[Data records]
□ □ □

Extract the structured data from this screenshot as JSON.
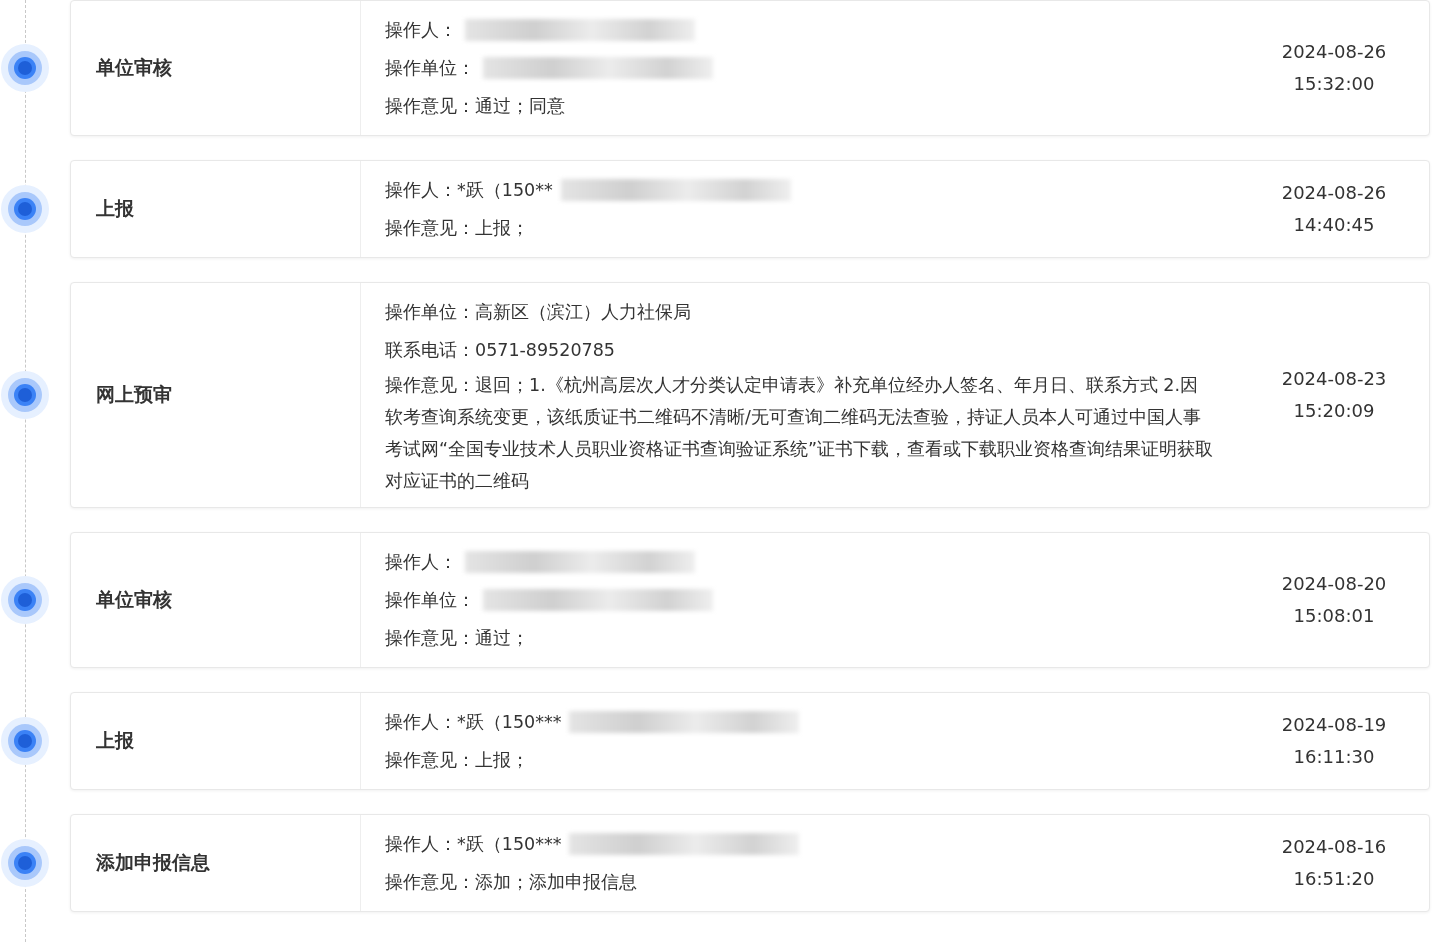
{
  "records": [
    {
      "title": "单位审核",
      "fields": [
        {
          "label": "操作人：",
          "redacted": true
        },
        {
          "label": "操作单位：",
          "redacted": true
        },
        {
          "label": "操作意见：",
          "value": "通过；同意",
          "redacted": false
        }
      ],
      "date": "2024-08-26",
      "time": "15:32:00"
    },
    {
      "title": "上报",
      "fields": [
        {
          "label": "操作人：",
          "value": "*跃（150**",
          "redacted": true
        },
        {
          "label": "操作意见：",
          "value": "上报；",
          "redacted": false
        }
      ],
      "date": "2024-08-26",
      "time": "14:40:45"
    },
    {
      "title": "网上预审",
      "fields": [
        {
          "label": "操作单位：",
          "value": "高新区（滨江）人力社保局",
          "redacted": false
        },
        {
          "label": "联系电话：",
          "value": "0571-89520785",
          "redacted": false
        },
        {
          "label": "操作意见：",
          "value": "退回；1.《杭州高层次人才分类认定申请表》补充单位经办人签名、年月日、联系方式 2.因软考查询系统变更，该纸质证书二维码不清晰/无可查询二维码无法查验，持证人员本人可通过中国人事考试网“全国专业技术人员职业资格证书查询验证系统”证书下载，查看或下载职业资格查询结果证明获取对应证书的二维码",
          "redacted": false
        }
      ],
      "date": "2024-08-23",
      "time": "15:20:09"
    },
    {
      "title": "单位审核",
      "fields": [
        {
          "label": "操作人：",
          "redacted": true
        },
        {
          "label": "操作单位：",
          "redacted": true
        },
        {
          "label": "操作意见：",
          "value": "通过；",
          "redacted": false
        }
      ],
      "date": "2024-08-20",
      "time": "15:08:01"
    },
    {
      "title": "上报",
      "fields": [
        {
          "label": "操作人：",
          "value": "*跃（150***",
          "redacted": true
        },
        {
          "label": "操作意见：",
          "value": "上报；",
          "redacted": false
        }
      ],
      "date": "2024-08-19",
      "time": "16:11:30"
    },
    {
      "title": "添加申报信息",
      "fields": [
        {
          "label": "操作人：",
          "value": "*跃（150***",
          "redacted": true
        },
        {
          "label": "操作意见：",
          "value": "添加；添加申报信息",
          "redacted": false
        }
      ],
      "date": "2024-08-16",
      "time": "16:51:20"
    }
  ]
}
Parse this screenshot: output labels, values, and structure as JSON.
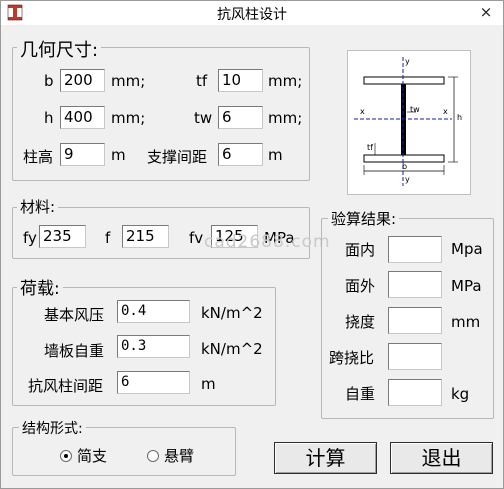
{
  "window": {
    "title": "抗风柱设计",
    "close_glyph": "×"
  },
  "section_size": {
    "legend": "几何尺寸:",
    "b": {
      "label": "b",
      "value": "200",
      "unit": "mm;"
    },
    "tf": {
      "label": "tf",
      "value": "10",
      "unit": "mm;"
    },
    "h": {
      "label": "h",
      "value": "400",
      "unit": "mm;"
    },
    "tw": {
      "label": "tw",
      "value": "6",
      "unit": "mm;"
    },
    "column_height": {
      "label": "柱高",
      "value": "9",
      "unit": "m"
    },
    "brace_spacing": {
      "label": "支撑间距",
      "value": "6",
      "unit": "m"
    }
  },
  "diagram": {
    "labels": {
      "y_top": "y",
      "y_bottom": "y",
      "x_left": "x",
      "x_right": "x",
      "tw": "tw",
      "tf": "tf",
      "h": "h",
      "b": "b"
    }
  },
  "section_material": {
    "legend": "材料:",
    "fy": {
      "label": "fy",
      "value": "235"
    },
    "f": {
      "label": "f",
      "value": "215"
    },
    "fv": {
      "label": "fv",
      "value": "125"
    },
    "unit": "MPa"
  },
  "section_load": {
    "legend": "荷载:",
    "wind_pressure": {
      "label": "基本风压",
      "value": "0.4",
      "unit": "kN/m^2"
    },
    "wall_weight": {
      "label": "墙板自重",
      "value": "0.3",
      "unit": "kN/m^2"
    },
    "column_spacing": {
      "label": "抗风柱间距",
      "value": "6",
      "unit": "m"
    }
  },
  "section_results": {
    "legend": "验算结果:",
    "in_plane": {
      "label": "面内",
      "value": "",
      "unit": "Mpa"
    },
    "out_plane": {
      "label": "面外",
      "value": "",
      "unit": "MPa"
    },
    "deflection": {
      "label": "挠度",
      "value": "",
      "unit": "mm"
    },
    "span_ratio": {
      "label": "跨挠比",
      "value": ""
    },
    "self_weight": {
      "label": "自重",
      "value": "",
      "unit": "kg"
    }
  },
  "section_structure": {
    "legend": "结构形式:",
    "options": [
      {
        "label": "简支",
        "selected": true
      },
      {
        "label": "悬臂",
        "selected": false
      }
    ]
  },
  "buttons": {
    "calculate": "计算",
    "exit": "退出"
  },
  "watermark": "cad2688.com"
}
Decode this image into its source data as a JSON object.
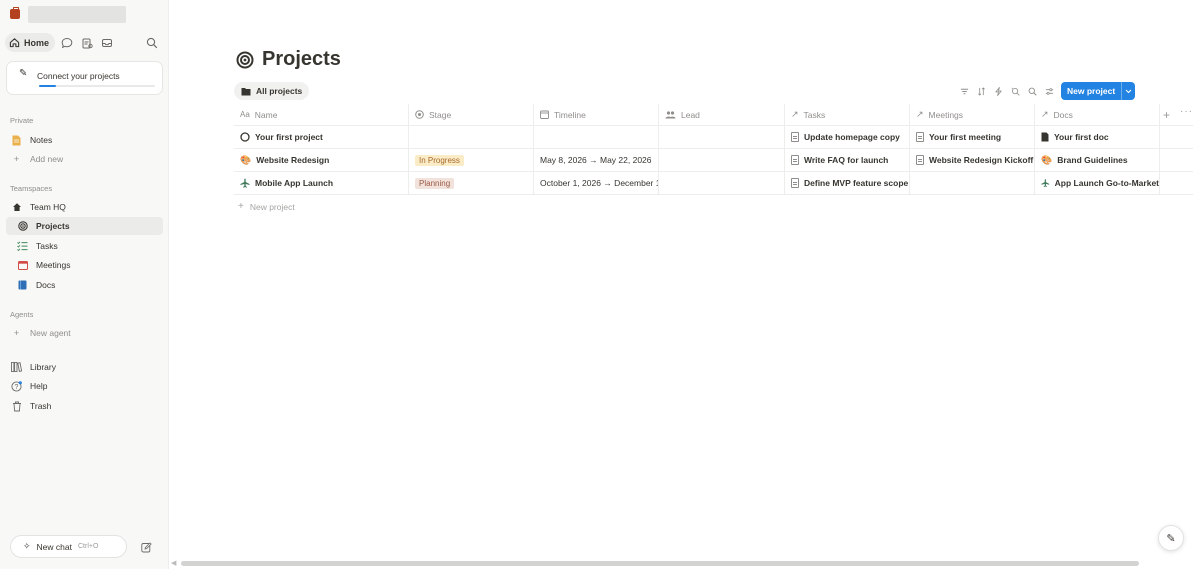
{
  "sidebar": {
    "home_label": "Home",
    "connect": {
      "title": "Connect your projects",
      "progress": 0.15
    },
    "sections": {
      "private": "Private",
      "teamspaces": "Teamspaces",
      "agents": "Agents"
    },
    "private_items": [
      {
        "label": "Notes",
        "icon": "notes-icon"
      },
      {
        "label": "Add new",
        "icon": "plus-icon"
      }
    ],
    "teamspace": {
      "label": "Team HQ",
      "icon": "home-icon"
    },
    "teamspace_items": [
      {
        "label": "Projects",
        "icon": "target-icon",
        "active": true
      },
      {
        "label": "Tasks",
        "icon": "checklist-icon"
      },
      {
        "label": "Meetings",
        "icon": "calendar-icon"
      },
      {
        "label": "Docs",
        "icon": "docs-icon"
      }
    ],
    "agent_items": [
      {
        "label": "New agent",
        "icon": "plus-icon"
      }
    ],
    "bottom_items": [
      {
        "label": "Library",
        "icon": "library-icon"
      },
      {
        "label": "Help",
        "icon": "help-icon"
      },
      {
        "label": "Trash",
        "icon": "trash-icon"
      }
    ],
    "new_chat": {
      "label": "New chat",
      "shortcut": "Ctrl+O"
    }
  },
  "page": {
    "title": "Projects",
    "view_tab": "All projects",
    "new_button": "New project"
  },
  "table": {
    "headers": {
      "name": "Name",
      "stage": "Stage",
      "timeline": "Timeline",
      "lead": "Lead",
      "tasks": "Tasks",
      "meetings": "Meetings",
      "docs": "Docs"
    },
    "rows": [
      {
        "name": "Your first project",
        "icon": "circle-icon",
        "stage": "",
        "timeline": "",
        "lead": "",
        "tasks": "Update homepage copy",
        "meetings": "Your first meeting",
        "docs": "Your first doc",
        "docs_icon": "doc-icon"
      },
      {
        "name": "Website Redesign",
        "icon": "palette-icon",
        "stage": "In Progress",
        "stage_bg": "#fbecc8",
        "stage_fg": "#a6692b",
        "timeline": "May 8, 2026 → May 22, 2026",
        "lead": "",
        "tasks": "Write FAQ for launch",
        "meetings": "Website Redesign Kickoff",
        "docs": "Brand Guidelines",
        "docs_icon": "palette-icon"
      },
      {
        "name": "Mobile App Launch",
        "icon": "airplane-icon",
        "stage": "Planning",
        "stage_bg": "#f2e2dc",
        "stage_fg": "#9a5b45",
        "timeline": "October 1, 2026 → December 1",
        "lead": "",
        "tasks": "Define MVP feature scope",
        "meetings": "",
        "docs": "App Launch Go-to-Market",
        "docs_icon": "airplane-icon"
      }
    ],
    "add_row_label": "New project"
  },
  "colors": {
    "accent": "#2383e2",
    "sidebar_bg": "#f8f8f7"
  }
}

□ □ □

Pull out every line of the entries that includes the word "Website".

### YOUR RESPONSE
        "name": "Website Redesign",
        "meetings": "Website Redesign Kickoff",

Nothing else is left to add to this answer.